One of the best ways to get drivers to conserve fuel is to get them to switch to a petrol-electric hybrid, which can be twice as efficient as an equivalent petrol-driven car.
However, switching to a hybrid should also be coupled with adopting a more efficient driving style. Getting a hybrid but constantly driving it hard defeats the purpose of owning one.
But it’s hard to resist doing this when the hybrid in question willingly submits to such demands. That is what I found in the pre-facelift Hyundai Kona Hybrid.
The car was inexplicably shod with high-performance tyres, which undoubtedly improved its cornering ability and stopping power. So, during my stint with the car, I only averaged about 16.5km/L.
I was determined to do better with the updated Kona Hybrid.
Most updates usually feature minor styling changes, but the latest Kona Hybrid could be mistaken for an all-new model.
The crossover now looks more refined than before. It has a new bonnet that now stretches over the bumper (which is also new), a wider grille and revised headlights.
The Kona Hybrid’s rear end, on the other hand, more closely resembles the previous model. There is a new bumper and tail-light cluster with stretched graphics. Five new paintwork options are now also available.
The sleeker exterior is matched by a more modern interior. Gone are the analogue gauges – in their place is a digital instrument panel identical to the one in the Avante.
Much as I like digital clusters, I also want them to have “analogue” metres, which are replicated here. They have selectable colour themes as well.
The infotainment display is also slightly bigger, but the menu loading times do not seem to have gotten quicker. At any rate, pairing my phone so that I can use Apple CarPlay remains a cinch.
If there was one improvement worth having, it would be the option for a better audio system. But I’m no audiophile, so this is okay.
At any rate, the improvements made to SmartSense (Hyundai’s suite of safety and convenience features) are more crucial. Some of the features now available in the Kona Hybrid include Rear Cross-Traffic Collision-Avoidance Assist, Rear Seat Alert and Safe Exit Warning.
The car’s Forward Collision-Avoidance Assist can now also help detect pedestrians and cyclists. This could come in handy, especially given the growing number of cyclists on the road.
What hasn’t been upgraded, though, is the Kona Hybrid’s petrol-electric drivetrain. Carried over from the preceding model, it still delivers 130hp, 265Nm of torque and a century sprint time of 11.6 seconds.
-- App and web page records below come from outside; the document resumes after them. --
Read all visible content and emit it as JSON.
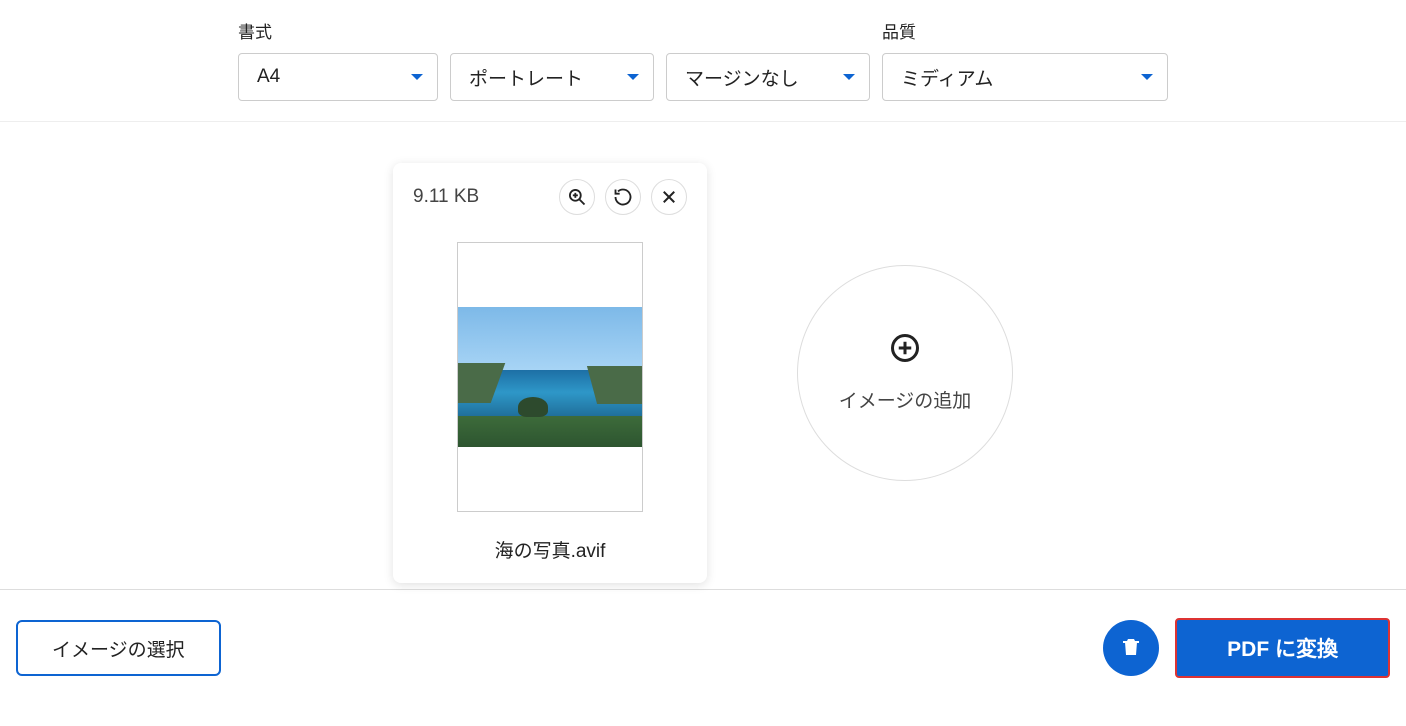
{
  "settings": {
    "format_label": "書式",
    "quality_label": "品質",
    "paper_size": "A4",
    "orientation": "ポートレート",
    "margin": "マージンなし",
    "quality": "ミディアム"
  },
  "card": {
    "file_size": "9.11 KB",
    "filename": "海の写真.avif"
  },
  "add_image_label": "イメージの追加",
  "select_images_label": "イメージの選択",
  "convert_label": "PDF に変換"
}
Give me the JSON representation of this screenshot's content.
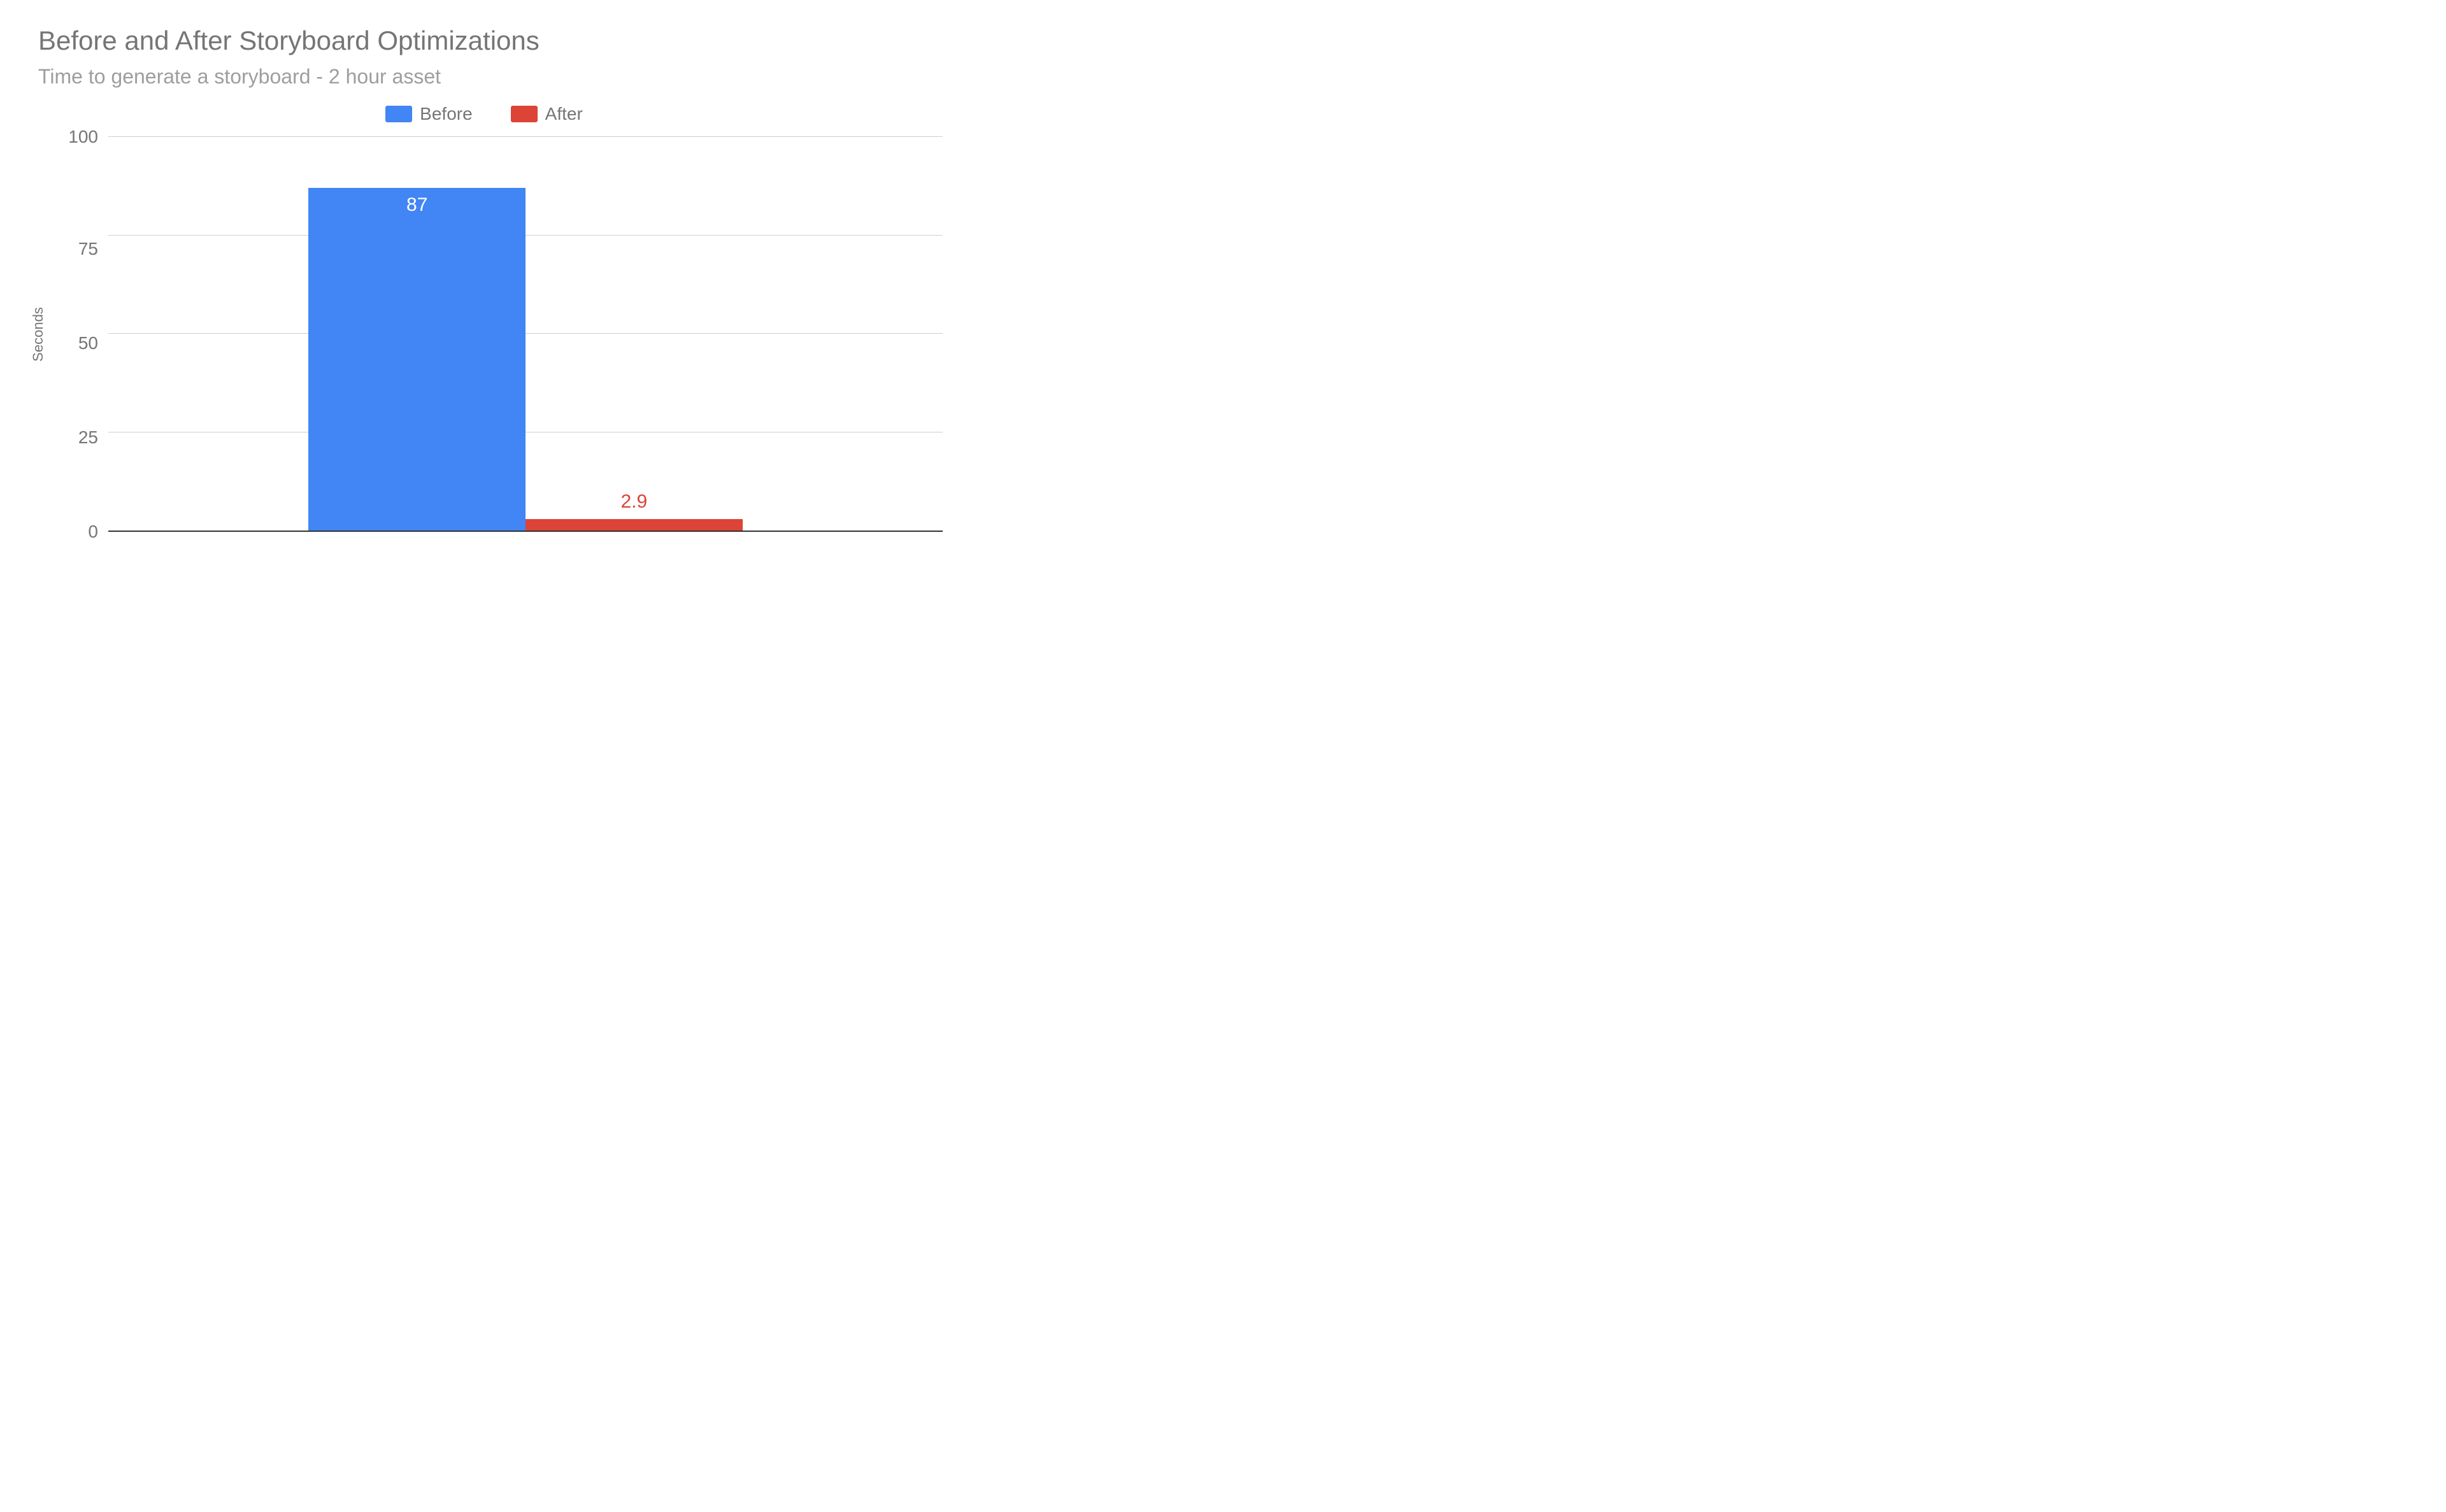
{
  "chart_data": {
    "type": "bar",
    "title": "Before and After Storyboard Optimizations",
    "subtitle": "Time to generate a storyboard - 2 hour asset",
    "ylabel": "Seconds",
    "xlabel": "",
    "ylim": [
      0,
      100
    ],
    "y_ticks": [
      0,
      25,
      50,
      75,
      100
    ],
    "categories": [
      ""
    ],
    "series": [
      {
        "name": "Before",
        "values": [
          87
        ],
        "color": "#4285f4"
      },
      {
        "name": "After",
        "values": [
          2.9
        ],
        "color": "#db4437"
      }
    ],
    "legend_position": "top"
  }
}
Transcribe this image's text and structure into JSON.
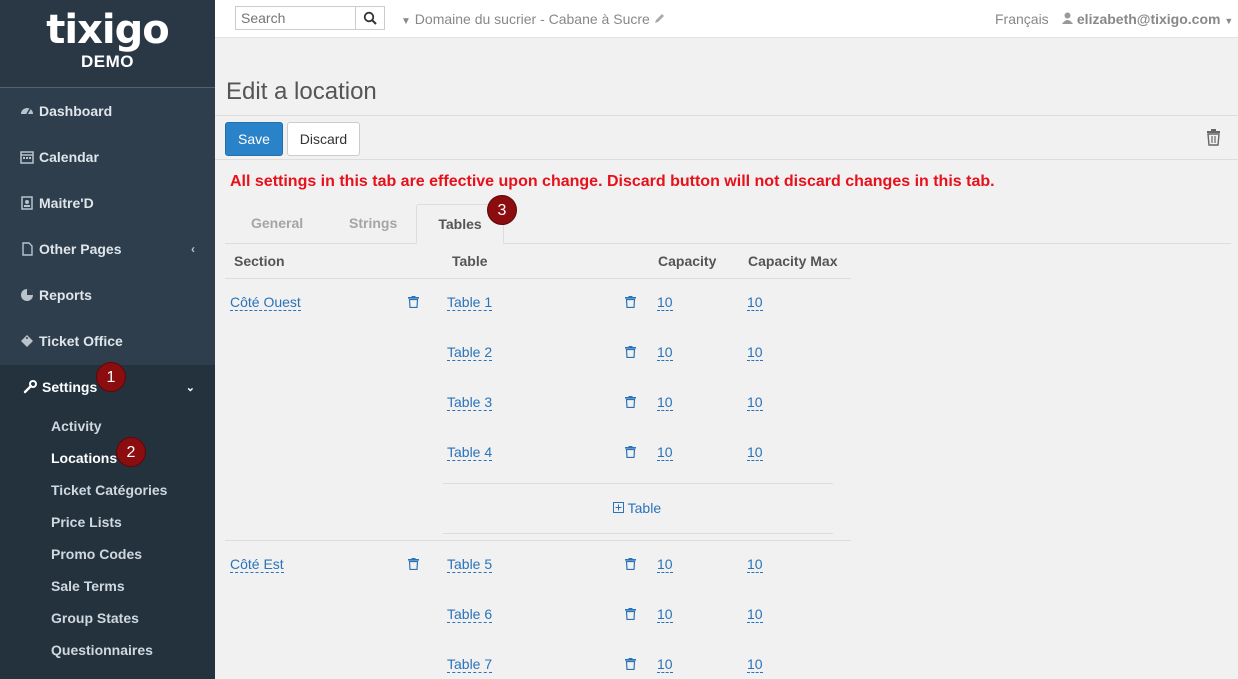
{
  "brand": {
    "logo": "tixigo",
    "subtitle": "DEMO"
  },
  "sidebar": {
    "items": [
      {
        "label": "Dashboard",
        "icon": "dashboard-icon"
      },
      {
        "label": "Calendar",
        "icon": "calendar-icon"
      },
      {
        "label": "Maitre'D",
        "icon": "maitred-icon"
      },
      {
        "label": "Other Pages",
        "icon": "file-icon"
      },
      {
        "label": "Reports",
        "icon": "pie-chart-icon"
      },
      {
        "label": "Ticket Office",
        "icon": "ticket-icon"
      }
    ],
    "settings": {
      "label": "Settings",
      "icon": "wrench-icon"
    },
    "sub_items": [
      {
        "label": "Activity"
      },
      {
        "label": "Locations"
      },
      {
        "label": "Ticket Catégories"
      },
      {
        "label": "Price Lists"
      },
      {
        "label": "Promo Codes"
      },
      {
        "label": "Sale Terms"
      },
      {
        "label": "Group States"
      },
      {
        "label": "Questionnaires"
      }
    ]
  },
  "badges": [
    "1",
    "2",
    "3"
  ],
  "topbar": {
    "search_placeholder": "Search",
    "organization": "Domaine du sucrier - Cabane à Sucre",
    "language": "Français",
    "user": "elizabeth@tixigo.com"
  },
  "page": {
    "title": "Edit a location",
    "save_label": "Save",
    "discard_label": "Discard",
    "warning": "All settings in this tab are effective upon change. Discard button will not discard changes in this tab."
  },
  "tabs": [
    "General",
    "Strings",
    "Tables"
  ],
  "table": {
    "headers": {
      "section": "Section",
      "table": "Table",
      "capacity": "Capacity",
      "capacity_max": "Capacity Max"
    },
    "add_label": "Table",
    "sections": [
      {
        "name": "Côté Ouest",
        "tables": [
          {
            "name": "Table 1",
            "capacity": "10",
            "capacity_max": "10"
          },
          {
            "name": "Table 2",
            "capacity": "10",
            "capacity_max": "10"
          },
          {
            "name": "Table 3",
            "capacity": "10",
            "capacity_max": "10"
          },
          {
            "name": "Table 4",
            "capacity": "10",
            "capacity_max": "10"
          }
        ]
      },
      {
        "name": "Côté Est",
        "tables": [
          {
            "name": "Table 5",
            "capacity": "10",
            "capacity_max": "10"
          },
          {
            "name": "Table 6",
            "capacity": "10",
            "capacity_max": "10"
          },
          {
            "name": "Table 7",
            "capacity": "10",
            "capacity_max": "10"
          }
        ]
      }
    ]
  },
  "colors": {
    "sidebar": "#2e3e4d",
    "primary": "#2a82c8",
    "warning": "#e8101a",
    "badge": "#8b0d0f",
    "link": "#2a73b8"
  }
}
But this time, I was determined to drive the Kona Hybrid the “right” way, which means avoiding full-throttle acceleration and hard stops. It helps that the car now has touring tyres instead of high-performance ones.
I left the drive mode in “Normal” and well, drove the car as normally as I could. No hypermiling techniques here. The ventilated front seats were activated and the air-con was set to 20 degrees.
Two days of mixed driving conditions – 60 per cent urban and 40 per cent expressway – yielded an average of 23.5km/L, which was better than the Hyundai’s stated figures.
In heavy traffic, the average hovered between 19-20km/L.
I could only conclude that my result in the previous Kona Hybrid (16.5km/L) was a reflection of my impatience.
That said, although the Kona Hybrid excels at efficiency, it doesn’t seem to have its predecessor’s perkiness. There seems to be a bit more inertia this time around.
On a positive note, engineers re-worked the suspension to improve the crossover’s ride comfort, which is palpably better. The modified bump stop and rear stabiliser bar contribute to a smoother ride and enhanced body control, making the vehicle more stable when cornering.
Easy lesson in efficiency
The Kona Hybrid’s numerous upgrades make it even more attractive than before, especially to buyers who want a fuel-efficient compact crossover for city driving.
The better safety features, improved ride-handling performance and more modern cockpit further sweeten the deal.
But if there’s one thing that the Kona Hybrid is really good at, it’s rewarding drivers who maximise its potential. And it doesn’t even require you to try too hard.
That will go a long way towards convincing drivers to adopt more efficient driving habits. It might be the Kona Hybrid’s best feature yet.
Hyundai Kona Hybrid Sunroof 1.6 (A)
Engine: 1580cc, 16-valves, inline-4, hybrid
Max power: 104hp (105PS) at 5700rpm
Max torque: 147Nm at 4000rpm
Electric motor power: 43hp
Electric motor torque: 170Nm
Total system power: 130hp (96.7kW)
Total system torque: 265Nm at 1500rpm
Power to weigh: 94.5hp per tonne
Gearbox: 6-speed dual-clutch with manual select
0-100km/h: 11.3 seconds
Top speed: 161km/h
Consumption: 23.3km/L (combined)
Price incl. COE: From $122,999 (after $10k VES rebate)
Agent: Komoco Motors
This article was first published in Torque.